(Material provided Opens)

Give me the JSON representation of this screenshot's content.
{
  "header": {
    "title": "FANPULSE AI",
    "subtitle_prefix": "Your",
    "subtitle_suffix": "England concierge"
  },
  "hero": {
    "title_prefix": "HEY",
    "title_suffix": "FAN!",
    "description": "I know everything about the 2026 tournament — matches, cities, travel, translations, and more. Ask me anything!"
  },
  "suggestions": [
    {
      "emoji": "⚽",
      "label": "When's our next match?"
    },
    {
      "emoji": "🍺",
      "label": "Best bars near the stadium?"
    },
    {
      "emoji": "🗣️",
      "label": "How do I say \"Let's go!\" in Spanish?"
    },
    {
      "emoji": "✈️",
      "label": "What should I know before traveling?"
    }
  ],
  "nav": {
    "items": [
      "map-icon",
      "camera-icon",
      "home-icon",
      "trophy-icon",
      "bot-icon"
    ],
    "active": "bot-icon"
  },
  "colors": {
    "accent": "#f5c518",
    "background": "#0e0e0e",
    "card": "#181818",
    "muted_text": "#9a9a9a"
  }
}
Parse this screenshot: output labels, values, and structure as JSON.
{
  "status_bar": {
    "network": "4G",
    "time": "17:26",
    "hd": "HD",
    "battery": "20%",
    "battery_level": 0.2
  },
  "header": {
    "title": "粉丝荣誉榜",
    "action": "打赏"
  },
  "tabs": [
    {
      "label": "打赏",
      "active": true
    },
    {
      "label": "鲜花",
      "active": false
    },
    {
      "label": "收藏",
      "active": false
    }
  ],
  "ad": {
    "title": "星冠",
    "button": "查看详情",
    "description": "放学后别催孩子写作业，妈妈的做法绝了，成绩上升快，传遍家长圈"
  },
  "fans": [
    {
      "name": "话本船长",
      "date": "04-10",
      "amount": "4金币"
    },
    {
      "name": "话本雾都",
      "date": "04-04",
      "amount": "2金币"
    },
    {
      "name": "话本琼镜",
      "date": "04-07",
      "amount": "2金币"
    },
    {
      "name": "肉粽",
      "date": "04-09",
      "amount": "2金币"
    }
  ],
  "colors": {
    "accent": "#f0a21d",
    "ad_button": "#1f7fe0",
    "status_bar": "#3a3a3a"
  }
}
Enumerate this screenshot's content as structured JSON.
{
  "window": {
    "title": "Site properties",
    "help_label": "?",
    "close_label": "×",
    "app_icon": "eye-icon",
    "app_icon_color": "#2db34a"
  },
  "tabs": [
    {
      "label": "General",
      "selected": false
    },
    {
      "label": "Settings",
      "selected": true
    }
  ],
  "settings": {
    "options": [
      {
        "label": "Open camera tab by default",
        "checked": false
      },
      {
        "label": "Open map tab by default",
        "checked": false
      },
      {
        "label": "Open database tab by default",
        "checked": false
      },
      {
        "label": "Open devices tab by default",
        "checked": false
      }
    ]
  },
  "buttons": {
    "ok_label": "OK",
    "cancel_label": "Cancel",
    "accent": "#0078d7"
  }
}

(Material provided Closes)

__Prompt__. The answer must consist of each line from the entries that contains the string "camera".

__Exercise output__.
      "camera-icon",
        "label": "Open camera tab by default",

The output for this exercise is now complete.